DATASET EXCERPTS >>
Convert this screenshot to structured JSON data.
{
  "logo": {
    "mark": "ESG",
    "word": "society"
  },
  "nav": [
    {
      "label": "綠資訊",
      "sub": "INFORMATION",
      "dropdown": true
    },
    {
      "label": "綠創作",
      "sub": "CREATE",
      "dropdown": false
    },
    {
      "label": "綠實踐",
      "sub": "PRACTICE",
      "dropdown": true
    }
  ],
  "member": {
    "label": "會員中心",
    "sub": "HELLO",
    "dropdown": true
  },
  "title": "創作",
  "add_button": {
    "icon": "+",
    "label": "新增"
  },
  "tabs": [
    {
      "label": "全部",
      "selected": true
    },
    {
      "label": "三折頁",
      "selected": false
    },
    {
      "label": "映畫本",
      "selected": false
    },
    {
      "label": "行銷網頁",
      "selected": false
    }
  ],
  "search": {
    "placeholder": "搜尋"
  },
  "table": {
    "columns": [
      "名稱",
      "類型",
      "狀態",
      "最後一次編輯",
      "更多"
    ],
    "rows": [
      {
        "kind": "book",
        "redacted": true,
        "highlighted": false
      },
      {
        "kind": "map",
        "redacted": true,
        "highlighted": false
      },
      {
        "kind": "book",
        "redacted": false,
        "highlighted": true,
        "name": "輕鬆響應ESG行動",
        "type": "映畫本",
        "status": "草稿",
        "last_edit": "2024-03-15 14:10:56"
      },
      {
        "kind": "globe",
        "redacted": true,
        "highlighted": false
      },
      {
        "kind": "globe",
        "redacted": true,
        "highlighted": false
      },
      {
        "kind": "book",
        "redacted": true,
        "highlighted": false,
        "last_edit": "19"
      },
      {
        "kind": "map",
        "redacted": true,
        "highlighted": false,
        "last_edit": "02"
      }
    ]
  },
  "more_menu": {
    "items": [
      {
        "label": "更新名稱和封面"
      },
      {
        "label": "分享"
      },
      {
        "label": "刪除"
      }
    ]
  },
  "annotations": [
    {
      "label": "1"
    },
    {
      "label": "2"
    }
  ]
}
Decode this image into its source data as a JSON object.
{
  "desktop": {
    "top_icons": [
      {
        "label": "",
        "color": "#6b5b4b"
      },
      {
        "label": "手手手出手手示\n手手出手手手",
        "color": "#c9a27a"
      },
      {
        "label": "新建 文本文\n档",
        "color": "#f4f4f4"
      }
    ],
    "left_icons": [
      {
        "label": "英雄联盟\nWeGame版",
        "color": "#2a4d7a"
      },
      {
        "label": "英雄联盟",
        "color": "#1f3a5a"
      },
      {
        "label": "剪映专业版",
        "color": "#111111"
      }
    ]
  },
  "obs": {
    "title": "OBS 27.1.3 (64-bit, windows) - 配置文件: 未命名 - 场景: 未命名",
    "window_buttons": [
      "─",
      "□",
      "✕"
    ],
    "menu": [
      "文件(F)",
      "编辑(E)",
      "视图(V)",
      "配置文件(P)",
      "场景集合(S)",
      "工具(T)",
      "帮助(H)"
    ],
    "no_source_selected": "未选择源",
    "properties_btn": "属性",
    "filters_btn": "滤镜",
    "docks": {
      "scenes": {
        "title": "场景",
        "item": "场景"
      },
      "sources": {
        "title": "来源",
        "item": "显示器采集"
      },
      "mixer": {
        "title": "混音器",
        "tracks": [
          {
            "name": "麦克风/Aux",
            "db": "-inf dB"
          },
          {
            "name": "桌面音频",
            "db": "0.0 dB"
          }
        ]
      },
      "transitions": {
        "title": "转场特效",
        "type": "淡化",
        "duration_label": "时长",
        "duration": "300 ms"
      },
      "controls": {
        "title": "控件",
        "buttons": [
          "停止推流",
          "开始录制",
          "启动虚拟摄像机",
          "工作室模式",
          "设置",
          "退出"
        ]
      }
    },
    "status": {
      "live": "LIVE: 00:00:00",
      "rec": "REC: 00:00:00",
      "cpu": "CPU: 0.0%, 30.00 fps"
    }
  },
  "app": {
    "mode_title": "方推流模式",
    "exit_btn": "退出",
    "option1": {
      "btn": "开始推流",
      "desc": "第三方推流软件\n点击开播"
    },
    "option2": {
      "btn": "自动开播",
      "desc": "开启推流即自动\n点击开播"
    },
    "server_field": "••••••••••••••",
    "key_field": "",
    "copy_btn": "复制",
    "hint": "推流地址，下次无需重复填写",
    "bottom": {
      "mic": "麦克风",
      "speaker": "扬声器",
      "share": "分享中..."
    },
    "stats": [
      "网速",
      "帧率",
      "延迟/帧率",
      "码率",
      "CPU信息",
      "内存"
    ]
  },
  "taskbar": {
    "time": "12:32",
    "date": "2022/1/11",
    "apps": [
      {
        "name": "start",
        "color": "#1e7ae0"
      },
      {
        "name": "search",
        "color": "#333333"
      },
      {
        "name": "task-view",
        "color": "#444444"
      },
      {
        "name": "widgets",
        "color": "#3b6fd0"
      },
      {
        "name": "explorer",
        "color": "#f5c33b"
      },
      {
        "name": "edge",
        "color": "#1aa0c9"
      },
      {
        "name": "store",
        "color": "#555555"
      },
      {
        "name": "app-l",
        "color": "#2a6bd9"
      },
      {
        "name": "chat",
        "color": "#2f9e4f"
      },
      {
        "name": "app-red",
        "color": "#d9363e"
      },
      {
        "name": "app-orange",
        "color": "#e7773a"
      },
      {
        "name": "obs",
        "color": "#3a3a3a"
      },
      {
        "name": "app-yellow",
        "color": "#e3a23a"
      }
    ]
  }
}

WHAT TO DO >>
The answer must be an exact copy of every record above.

RESPONSE FOR THIS EXERCISE >>
Convert this screenshot to structured JSON data.
{
  "logo": {
    "mark": "ESG",
    "word": "society"
  },
  "nav": [
    {
      "label": "綠資訊",
      "sub": "INFORMATION",
      "dropdown": true
    },
    {
      "label": "綠創作",
      "sub": "CREATE",
      "dropdown": false
    },
    {
      "label": "綠實踐",
      "sub": "PRACTICE",
      "dropdown": true
    }
  ],
  "member": {
    "label": "會員中心",
    "sub": "HELLO",
    "dropdown": true
  },
  "title": "創作",
  "add_button": {
    "icon": "+",
    "label": "新增"
  },
  "tabs": [
    {
      "label": "全部",
      "selected": true
    },
    {
      "label": "三折頁",
      "selected": false
    },
    {
      "label": "映畫本",
      "selected": false
    },
    {
      "label": "行銷網頁",
      "selected": false
    }
  ],
  "search": {
    "placeholder": "搜尋"
  },
  "table": {
    "columns": [
      "名稱",
      "類型",
      "狀態",
      "最後一次編輯",
      "更多"
    ],
    "rows": [
      {
        "kind": "book",
        "redacted": true,
        "highlighted": false
      },
      {
        "kind": "map",
        "redacted": true,
        "highlighted": false
      },
      {
        "kind": "book",
        "redacted": false,
        "highlighted": true,
        "name": "輕鬆響應ESG行動",
        "type": "映畫本",
        "status": "草稿",
        "last_edit": "2024-03-15 14:10:56"
      },
      {
        "kind": "globe",
        "redacted": true,
        "highlighted": false
      },
      {
        "kind": "globe",
        "redacted": true,
        "highlighted": false
      },
      {
        "kind": "book",
        "redacted": true,
        "highlighted": false,
        "last_edit": "19"
      },
      {
        "kind": "map",
        "redacted": true,
        "highlighted": false,
        "last_edit": "02"
      }
    ]
  },
  "more_menu": {
    "items": [
      {
        "label": "更新名稱和封面"
      },
      {
        "label": "分享"
      },
      {
        "label": "刪除"
      }
    ]
  },
  "annotations": [
    {
      "label": "1"
    },
    {
      "label": "2"
    }
  ]
}
Decode this image into its source data as a JSON object.
{
  "desktop": {
    "top_icons": [
      {
        "label": "",
        "color": "#6b5b4b"
      },
      {
        "label": "手手手出手手示\n手手出手手手",
        "color": "#c9a27a"
      },
      {
        "label": "新建 文本文\n档",
        "color": "#f4f4f4"
      }
    ],
    "left_icons": [
      {
        "label": "英雄联盟\nWeGame版",
        "color": "#2a4d7a"
      },
      {
        "label": "英雄联盟",
        "color": "#1f3a5a"
      },
      {
        "label": "剪映专业版",
        "color": "#111111"
      }
    ]
  },
  "obs": {
    "title": "OBS 27.1.3 (64-bit, windows) - 配置文件: 未命名 - 场景: 未命名",
    "window_buttons": [
      "─",
      "□",
      "✕"
    ],
    "menu": [
      "文件(F)",
      "编辑(E)",
      "视图(V)",
      "配置文件(P)",
      "场景集合(S)",
      "工具(T)",
      "帮助(H)"
    ],
    "no_source_selected": "未选择源",
    "properties_btn": "属性",
    "filters_btn": "滤镜",
    "docks": {
      "scenes": {
        "title": "场景",
        "item": "场景"
      },
      "sources": {
        "title": "来源",
        "item": "显示器采集"
      },
      "mixer": {
        "title": "混音器",
        "tracks": [
          {
            "name": "麦克风/Aux",
            "db": "-inf dB"
          },
          {
            "name": "桌面音频",
            "db": "0.0 dB"
          }
        ]
      },
      "transitions": {
        "title": "转场特效",
        "type": "淡化",
        "duration_label": "时长",
        "duration": "300 ms"
      },
      "controls": {
        "title": "控件",
        "buttons": [
          "停止推流",
          "开始录制",
          "启动虚拟摄像机",
          "工作室模式",
          "设置",
          "退出"
        ]
      }
    },
    "status": {
      "live": "LIVE: 00:00:00",
      "rec": "REC: 00:00:00",
      "cpu": "CPU: 0.0%, 30.00 fps"
    }
  },
  "app": {
    "mode_title": "方推流模式",
    "exit_btn": "退出",
    "option1": {
      "btn": "开始推流",
      "desc": "第三方推流软件\n点击开播"
    },
    "option2": {
      "btn": "自动开播",
      "desc": "开启推流即自动\n点击开播"
    },
    "server_field": "••••••••••••••",
    "key_field": "",
    "copy_btn": "复制",
    "hint": "推流地址，下次无需重复填写",
    "bottom": {
      "mic": "麦克风",
      "speaker": "扬声器",
      "share": "分享中..."
    },
    "stats": [
      "网速",
      "帧率",
      "延迟/帧率",
      "码率",
      "CPU信息",
      "内存"
    ]
  },
  "taskbar": {
    "time": "12:32",
    "date": "2022/1/11",
    "apps": [
      {
        "name": "start",
        "color": "#1e7ae0"
      },
      {
        "name": "search",
        "color": "#333333"
      },
      {
        "name": "task-view",
        "color": "#444444"
      },
      {
        "name": "widgets",
        "color": "#3b6fd0"
      },
      {
        "name": "explorer",
        "color": "#f5c33b"
      },
      {
        "name": "edge",
        "color": "#1aa0c9"
      },
      {
        "name": "store",
        "color": "#555555"
      },
      {
        "name": "app-l",
        "color": "#2a6bd9"
      },
      {
        "name": "chat",
        "color": "#2f9e4f"
      },
      {
        "name": "app-red",
        "color": "#d9363e"
      },
      {
        "name": "app-orange",
        "color": "#e7773a"
      },
      {
        "name": "obs",
        "color": "#3a3a3a"
      },
      {
        "name": "app-yellow",
        "color": "#e3a23a"
      }
    ]
  }
}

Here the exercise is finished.